▸ **Your goal**
What is needed is an exact copy of every entry, without the pictures.

▸ **Data to examine**

◇ ◇ ◇ ◇ ◇

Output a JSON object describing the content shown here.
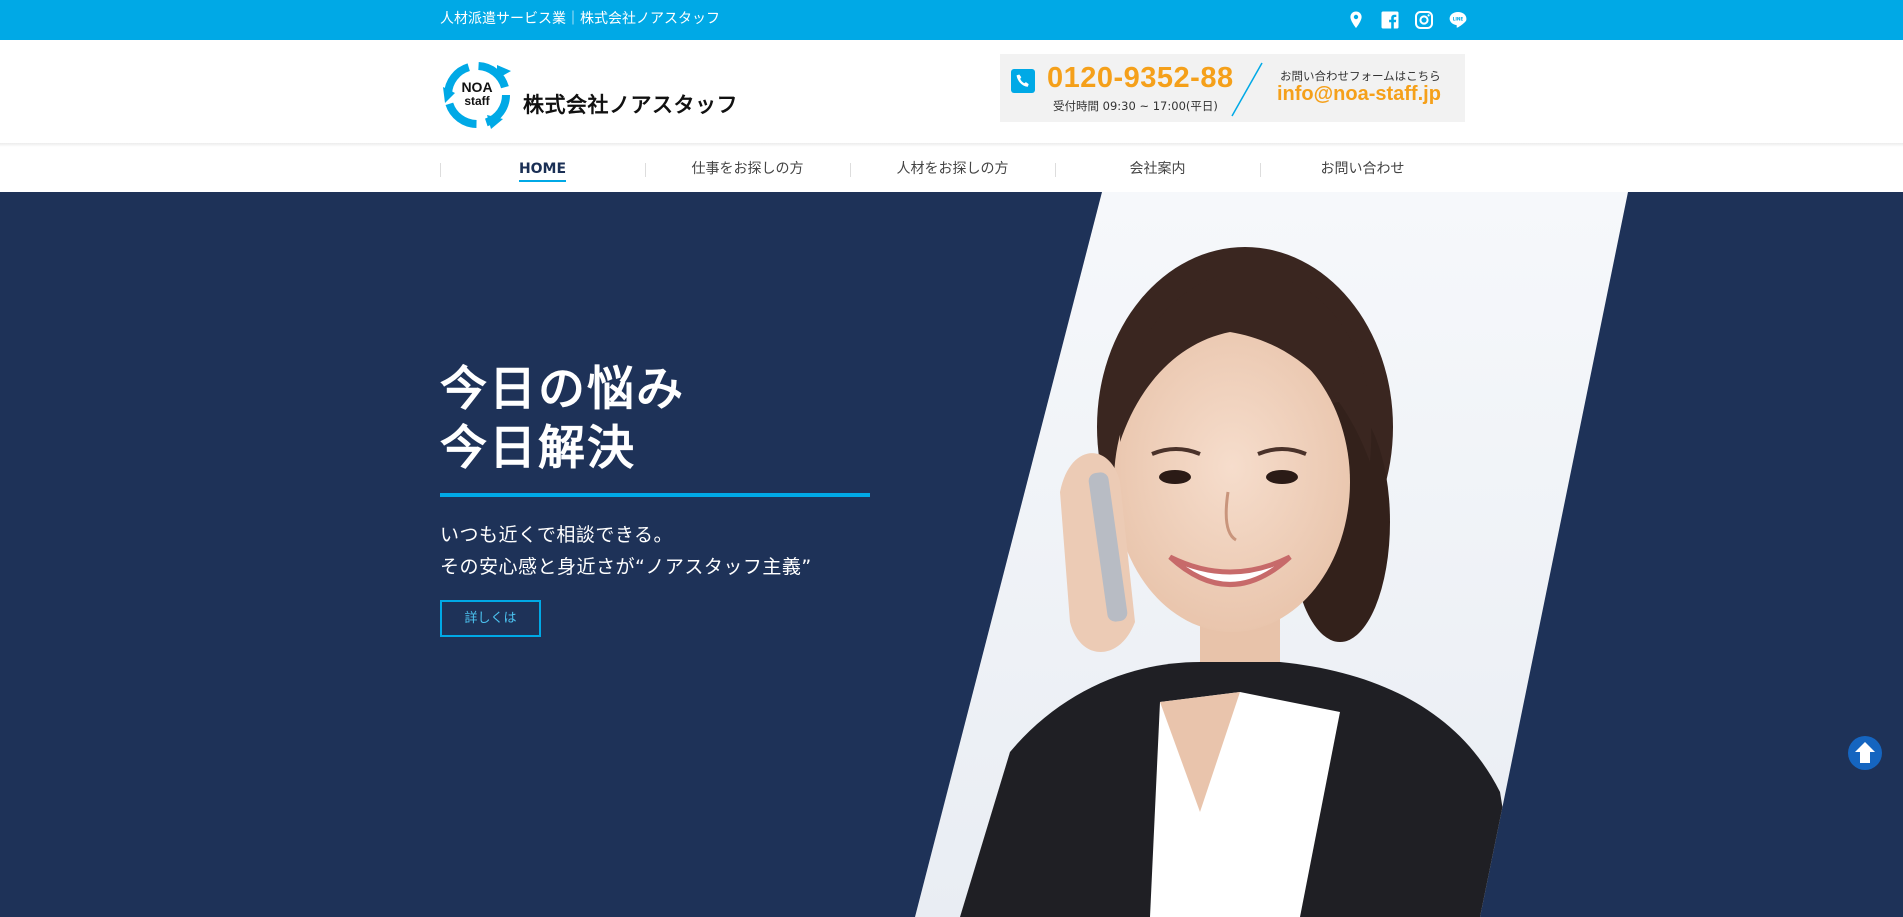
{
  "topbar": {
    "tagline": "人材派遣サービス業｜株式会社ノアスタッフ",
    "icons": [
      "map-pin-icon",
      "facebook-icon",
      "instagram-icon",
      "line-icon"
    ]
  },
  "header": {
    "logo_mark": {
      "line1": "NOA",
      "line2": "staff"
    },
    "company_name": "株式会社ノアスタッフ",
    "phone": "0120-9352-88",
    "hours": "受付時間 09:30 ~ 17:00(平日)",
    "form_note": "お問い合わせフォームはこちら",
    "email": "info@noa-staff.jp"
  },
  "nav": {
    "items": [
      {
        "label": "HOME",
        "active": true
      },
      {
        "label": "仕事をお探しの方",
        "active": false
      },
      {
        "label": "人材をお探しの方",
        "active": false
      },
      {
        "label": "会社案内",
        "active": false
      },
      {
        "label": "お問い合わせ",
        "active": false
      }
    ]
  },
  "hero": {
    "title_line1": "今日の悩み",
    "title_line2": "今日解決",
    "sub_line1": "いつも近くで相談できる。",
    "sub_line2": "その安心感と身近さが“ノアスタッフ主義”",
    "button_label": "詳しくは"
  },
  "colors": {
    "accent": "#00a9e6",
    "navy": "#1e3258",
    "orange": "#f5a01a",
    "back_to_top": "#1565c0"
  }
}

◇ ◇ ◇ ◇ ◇

▸ **Output of the exercise**
Output a JSON object describing the content shown here.
{
  "topbar": {
    "tagline": "人材派遣サービス業｜株式会社ノアスタッフ",
    "icons": [
      "map-pin-icon",
      "facebook-icon",
      "instagram-icon",
      "line-icon"
    ]
  },
  "header": {
    "logo_mark": {
      "line1": "NOA",
      "line2": "staff"
    },
    "company_name": "株式会社ノアスタッフ",
    "phone": "0120-9352-88",
    "hours": "受付時間 09:30 ~ 17:00(平日)",
    "form_note": "お問い合わせフォームはこちら",
    "email": "info@noa-staff.jp"
  },
  "nav": {
    "items": [
      {
        "label": "HOME",
        "active": true
      },
      {
        "label": "仕事をお探しの方",
        "active": false
      },
      {
        "label": "人材をお探しの方",
        "active": false
      },
      {
        "label": "会社案内",
        "active": false
      },
      {
        "label": "お問い合わせ",
        "active": false
      }
    ]
  },
  "hero": {
    "title_line1": "今日の悩み",
    "title_line2": "今日解決",
    "sub_line1": "いつも近くで相談できる。",
    "sub_line2": "その安心感と身近さが“ノアスタッフ主義”",
    "button_label": "詳しくは"
  },
  "colors": {
    "accent": "#00a9e6",
    "navy": "#1e3258",
    "orange": "#f5a01a",
    "back_to_top": "#1565c0"
  }
}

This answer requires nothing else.